EXERCISE OBJECTIVE: Count the lines in the records below that contain the word "content", and give that figure alone.

AVAILABLE DATA:
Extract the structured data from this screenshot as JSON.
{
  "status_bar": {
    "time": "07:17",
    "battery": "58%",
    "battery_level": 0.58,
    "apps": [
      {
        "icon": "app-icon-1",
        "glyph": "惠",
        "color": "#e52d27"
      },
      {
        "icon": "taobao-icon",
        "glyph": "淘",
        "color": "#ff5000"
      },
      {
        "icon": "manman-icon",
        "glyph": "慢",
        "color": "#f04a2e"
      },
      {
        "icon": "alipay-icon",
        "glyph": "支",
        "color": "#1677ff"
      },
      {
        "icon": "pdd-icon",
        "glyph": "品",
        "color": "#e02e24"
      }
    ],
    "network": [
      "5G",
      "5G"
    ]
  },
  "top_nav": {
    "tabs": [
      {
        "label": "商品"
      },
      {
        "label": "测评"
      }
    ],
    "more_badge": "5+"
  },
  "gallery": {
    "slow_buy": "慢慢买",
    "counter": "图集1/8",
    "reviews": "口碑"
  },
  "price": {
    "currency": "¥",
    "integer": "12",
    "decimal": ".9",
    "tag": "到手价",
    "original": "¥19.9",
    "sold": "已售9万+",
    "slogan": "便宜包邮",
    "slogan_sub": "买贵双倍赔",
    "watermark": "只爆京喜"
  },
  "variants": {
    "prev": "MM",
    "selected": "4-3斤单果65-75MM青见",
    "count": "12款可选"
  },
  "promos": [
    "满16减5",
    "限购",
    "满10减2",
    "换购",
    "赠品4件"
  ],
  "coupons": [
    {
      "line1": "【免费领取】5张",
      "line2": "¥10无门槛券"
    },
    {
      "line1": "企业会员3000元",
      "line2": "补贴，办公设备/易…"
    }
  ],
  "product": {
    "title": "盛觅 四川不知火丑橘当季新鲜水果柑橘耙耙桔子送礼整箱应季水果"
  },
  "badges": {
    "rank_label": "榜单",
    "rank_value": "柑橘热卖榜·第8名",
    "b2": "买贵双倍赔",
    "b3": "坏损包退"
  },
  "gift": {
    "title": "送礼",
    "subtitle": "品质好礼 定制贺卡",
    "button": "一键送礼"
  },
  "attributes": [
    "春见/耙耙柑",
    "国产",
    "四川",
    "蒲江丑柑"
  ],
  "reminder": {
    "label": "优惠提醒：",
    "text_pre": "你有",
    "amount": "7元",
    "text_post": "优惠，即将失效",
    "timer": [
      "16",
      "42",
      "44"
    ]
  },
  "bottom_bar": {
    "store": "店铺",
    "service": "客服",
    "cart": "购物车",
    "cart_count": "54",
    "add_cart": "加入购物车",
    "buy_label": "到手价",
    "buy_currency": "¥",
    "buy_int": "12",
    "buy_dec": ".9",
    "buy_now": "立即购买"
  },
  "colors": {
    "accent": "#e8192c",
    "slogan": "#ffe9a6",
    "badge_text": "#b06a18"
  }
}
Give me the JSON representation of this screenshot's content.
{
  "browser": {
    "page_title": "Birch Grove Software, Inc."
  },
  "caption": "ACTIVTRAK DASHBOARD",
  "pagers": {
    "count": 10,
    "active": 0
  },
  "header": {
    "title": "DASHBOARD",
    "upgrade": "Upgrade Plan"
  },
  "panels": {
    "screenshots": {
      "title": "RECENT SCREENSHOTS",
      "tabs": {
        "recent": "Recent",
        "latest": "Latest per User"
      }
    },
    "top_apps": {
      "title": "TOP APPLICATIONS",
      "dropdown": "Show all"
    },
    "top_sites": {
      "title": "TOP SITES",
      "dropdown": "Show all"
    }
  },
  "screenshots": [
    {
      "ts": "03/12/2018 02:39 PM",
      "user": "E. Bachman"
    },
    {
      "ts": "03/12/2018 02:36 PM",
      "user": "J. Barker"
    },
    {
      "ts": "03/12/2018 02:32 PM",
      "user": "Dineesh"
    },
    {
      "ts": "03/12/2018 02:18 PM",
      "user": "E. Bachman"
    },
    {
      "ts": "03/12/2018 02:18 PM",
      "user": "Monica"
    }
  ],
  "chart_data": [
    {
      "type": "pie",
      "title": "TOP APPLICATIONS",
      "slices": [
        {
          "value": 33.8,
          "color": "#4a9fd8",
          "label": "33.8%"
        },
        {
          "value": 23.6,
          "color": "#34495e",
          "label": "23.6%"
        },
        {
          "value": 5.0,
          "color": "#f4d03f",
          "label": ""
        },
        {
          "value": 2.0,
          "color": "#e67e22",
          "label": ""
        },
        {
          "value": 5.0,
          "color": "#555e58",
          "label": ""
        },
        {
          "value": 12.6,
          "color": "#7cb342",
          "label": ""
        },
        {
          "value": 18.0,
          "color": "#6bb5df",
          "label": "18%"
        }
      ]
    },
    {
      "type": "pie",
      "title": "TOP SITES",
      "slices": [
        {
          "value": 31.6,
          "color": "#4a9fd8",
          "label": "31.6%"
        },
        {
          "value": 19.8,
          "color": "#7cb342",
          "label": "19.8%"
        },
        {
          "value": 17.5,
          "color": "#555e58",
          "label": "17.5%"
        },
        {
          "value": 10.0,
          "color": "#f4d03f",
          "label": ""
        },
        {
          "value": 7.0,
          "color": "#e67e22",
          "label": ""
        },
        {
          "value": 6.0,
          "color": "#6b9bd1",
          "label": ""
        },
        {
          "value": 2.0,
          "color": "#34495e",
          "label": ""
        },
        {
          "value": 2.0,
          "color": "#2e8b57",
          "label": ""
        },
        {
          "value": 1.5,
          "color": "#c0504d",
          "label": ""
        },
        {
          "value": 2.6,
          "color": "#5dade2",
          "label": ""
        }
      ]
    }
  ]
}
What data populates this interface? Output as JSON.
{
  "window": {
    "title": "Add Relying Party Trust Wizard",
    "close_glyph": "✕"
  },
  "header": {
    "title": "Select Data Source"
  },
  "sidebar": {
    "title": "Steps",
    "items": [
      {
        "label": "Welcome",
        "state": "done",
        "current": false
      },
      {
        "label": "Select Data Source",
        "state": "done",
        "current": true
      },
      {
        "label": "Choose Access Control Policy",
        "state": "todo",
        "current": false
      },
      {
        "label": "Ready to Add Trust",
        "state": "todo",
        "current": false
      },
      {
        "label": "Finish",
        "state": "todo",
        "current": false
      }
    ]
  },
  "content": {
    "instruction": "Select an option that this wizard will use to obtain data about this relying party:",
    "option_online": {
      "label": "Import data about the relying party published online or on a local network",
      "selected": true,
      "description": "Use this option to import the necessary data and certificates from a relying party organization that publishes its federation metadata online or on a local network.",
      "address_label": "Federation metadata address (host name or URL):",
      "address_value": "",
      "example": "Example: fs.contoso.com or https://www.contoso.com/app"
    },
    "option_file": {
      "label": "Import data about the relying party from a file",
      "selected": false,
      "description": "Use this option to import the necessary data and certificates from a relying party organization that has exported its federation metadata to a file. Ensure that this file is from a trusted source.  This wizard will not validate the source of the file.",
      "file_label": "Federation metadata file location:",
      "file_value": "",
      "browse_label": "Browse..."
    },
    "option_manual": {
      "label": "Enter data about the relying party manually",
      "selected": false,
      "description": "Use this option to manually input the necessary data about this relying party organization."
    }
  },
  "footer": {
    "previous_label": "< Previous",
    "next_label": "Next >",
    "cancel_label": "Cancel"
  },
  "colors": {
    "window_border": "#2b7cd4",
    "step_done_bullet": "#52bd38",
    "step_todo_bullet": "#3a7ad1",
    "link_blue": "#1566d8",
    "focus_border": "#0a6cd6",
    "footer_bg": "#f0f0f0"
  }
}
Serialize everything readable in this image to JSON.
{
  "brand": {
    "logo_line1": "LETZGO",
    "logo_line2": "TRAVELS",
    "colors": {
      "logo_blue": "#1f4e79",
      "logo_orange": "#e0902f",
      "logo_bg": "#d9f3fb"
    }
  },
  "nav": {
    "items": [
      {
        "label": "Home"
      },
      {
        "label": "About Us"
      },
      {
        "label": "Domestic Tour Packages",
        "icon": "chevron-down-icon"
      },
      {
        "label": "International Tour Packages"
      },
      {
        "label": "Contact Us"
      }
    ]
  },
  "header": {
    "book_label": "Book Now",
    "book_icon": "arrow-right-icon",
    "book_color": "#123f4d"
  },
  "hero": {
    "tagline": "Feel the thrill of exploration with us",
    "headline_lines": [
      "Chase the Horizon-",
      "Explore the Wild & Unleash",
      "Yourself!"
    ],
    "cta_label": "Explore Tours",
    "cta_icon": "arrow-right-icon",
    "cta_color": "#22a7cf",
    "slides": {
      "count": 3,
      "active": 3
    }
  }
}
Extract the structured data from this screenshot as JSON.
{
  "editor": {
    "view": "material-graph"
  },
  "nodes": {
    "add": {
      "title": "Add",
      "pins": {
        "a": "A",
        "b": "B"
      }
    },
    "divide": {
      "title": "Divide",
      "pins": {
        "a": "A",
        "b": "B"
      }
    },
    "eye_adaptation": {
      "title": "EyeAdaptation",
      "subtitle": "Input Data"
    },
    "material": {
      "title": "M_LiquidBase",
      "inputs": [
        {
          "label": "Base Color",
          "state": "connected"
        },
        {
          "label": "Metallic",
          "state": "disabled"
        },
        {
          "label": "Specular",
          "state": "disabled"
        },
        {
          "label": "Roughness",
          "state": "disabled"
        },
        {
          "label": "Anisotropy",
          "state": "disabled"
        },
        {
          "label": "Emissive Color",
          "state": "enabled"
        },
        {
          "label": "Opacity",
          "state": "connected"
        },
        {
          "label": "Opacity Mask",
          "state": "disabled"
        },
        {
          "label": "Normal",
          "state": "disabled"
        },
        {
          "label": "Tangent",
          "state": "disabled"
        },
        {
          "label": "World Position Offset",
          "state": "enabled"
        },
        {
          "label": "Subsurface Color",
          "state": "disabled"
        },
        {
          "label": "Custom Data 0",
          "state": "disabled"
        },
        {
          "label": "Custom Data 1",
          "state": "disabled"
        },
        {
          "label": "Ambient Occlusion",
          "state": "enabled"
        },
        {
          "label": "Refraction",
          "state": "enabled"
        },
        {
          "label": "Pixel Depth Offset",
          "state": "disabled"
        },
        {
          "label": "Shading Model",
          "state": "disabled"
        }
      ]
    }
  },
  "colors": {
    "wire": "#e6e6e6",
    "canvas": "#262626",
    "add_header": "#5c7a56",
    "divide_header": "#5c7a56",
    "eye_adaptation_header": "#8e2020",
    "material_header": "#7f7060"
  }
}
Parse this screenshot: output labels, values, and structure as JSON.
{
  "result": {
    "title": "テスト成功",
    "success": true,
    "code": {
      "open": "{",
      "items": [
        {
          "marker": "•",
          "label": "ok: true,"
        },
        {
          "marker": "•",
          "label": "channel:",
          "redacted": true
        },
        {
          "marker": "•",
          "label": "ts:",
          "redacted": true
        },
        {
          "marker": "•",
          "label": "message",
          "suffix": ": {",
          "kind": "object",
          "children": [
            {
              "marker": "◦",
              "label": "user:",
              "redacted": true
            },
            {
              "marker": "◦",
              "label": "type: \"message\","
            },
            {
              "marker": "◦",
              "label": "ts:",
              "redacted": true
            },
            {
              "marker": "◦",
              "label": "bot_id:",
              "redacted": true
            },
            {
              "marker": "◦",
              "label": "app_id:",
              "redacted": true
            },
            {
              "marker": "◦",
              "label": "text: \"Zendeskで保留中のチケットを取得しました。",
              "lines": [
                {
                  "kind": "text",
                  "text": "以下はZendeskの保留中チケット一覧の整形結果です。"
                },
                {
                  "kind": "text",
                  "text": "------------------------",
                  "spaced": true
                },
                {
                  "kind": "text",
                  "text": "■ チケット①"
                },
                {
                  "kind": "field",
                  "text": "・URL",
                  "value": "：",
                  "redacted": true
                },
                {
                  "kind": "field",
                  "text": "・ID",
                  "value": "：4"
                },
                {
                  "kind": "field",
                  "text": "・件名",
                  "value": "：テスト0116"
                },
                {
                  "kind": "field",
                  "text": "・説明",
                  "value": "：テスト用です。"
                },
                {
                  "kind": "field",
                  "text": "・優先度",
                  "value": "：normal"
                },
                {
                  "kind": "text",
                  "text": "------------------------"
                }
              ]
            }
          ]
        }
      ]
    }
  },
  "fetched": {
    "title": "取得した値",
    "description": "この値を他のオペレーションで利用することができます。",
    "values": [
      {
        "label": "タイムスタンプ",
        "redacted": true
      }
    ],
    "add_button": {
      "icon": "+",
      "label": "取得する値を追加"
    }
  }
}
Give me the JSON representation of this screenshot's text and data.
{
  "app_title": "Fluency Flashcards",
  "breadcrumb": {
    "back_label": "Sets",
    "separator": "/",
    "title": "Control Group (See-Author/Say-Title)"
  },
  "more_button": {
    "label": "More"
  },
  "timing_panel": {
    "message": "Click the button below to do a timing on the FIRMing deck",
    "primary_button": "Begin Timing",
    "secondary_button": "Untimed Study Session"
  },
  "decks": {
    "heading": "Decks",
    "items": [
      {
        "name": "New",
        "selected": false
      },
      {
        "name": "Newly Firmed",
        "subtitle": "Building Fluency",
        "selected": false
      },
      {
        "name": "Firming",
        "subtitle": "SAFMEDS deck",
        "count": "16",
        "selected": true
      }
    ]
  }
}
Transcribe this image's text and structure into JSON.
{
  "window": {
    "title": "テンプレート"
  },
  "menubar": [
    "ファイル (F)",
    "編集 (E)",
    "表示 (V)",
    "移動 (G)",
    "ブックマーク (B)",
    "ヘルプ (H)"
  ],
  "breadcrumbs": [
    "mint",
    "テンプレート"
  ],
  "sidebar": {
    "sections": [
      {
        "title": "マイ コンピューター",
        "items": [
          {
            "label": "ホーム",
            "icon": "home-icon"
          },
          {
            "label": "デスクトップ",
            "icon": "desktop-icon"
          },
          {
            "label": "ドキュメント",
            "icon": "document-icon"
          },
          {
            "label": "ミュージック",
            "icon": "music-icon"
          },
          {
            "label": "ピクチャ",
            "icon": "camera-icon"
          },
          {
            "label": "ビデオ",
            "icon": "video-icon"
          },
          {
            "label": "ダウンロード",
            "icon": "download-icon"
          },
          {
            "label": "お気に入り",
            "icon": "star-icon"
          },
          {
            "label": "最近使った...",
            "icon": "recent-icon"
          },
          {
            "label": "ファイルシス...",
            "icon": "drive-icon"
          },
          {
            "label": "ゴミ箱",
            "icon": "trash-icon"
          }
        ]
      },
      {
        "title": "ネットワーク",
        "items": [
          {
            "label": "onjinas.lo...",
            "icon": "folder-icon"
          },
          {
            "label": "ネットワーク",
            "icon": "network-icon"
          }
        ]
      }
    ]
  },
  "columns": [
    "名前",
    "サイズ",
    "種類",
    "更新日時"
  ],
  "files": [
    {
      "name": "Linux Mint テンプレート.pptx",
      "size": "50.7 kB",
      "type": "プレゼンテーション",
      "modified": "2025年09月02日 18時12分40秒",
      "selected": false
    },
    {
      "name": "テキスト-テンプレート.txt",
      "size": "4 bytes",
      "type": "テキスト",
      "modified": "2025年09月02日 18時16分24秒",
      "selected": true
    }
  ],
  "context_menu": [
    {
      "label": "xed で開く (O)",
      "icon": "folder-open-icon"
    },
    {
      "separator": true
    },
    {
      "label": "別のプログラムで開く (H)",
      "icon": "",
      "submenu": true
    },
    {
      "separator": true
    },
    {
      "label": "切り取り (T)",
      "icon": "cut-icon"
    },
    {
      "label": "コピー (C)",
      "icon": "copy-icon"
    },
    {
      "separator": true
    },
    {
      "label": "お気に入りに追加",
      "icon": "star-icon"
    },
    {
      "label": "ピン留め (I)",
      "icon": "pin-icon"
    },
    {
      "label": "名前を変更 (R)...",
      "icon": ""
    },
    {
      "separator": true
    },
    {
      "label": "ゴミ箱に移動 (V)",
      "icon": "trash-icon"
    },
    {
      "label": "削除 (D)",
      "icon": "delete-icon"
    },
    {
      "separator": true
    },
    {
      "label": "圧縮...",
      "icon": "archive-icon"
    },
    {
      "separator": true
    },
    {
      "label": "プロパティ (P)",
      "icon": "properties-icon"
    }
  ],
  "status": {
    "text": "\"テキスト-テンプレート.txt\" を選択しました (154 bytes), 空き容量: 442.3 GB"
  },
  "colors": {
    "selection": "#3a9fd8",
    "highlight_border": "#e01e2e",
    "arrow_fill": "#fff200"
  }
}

ANSWER BELOW: 2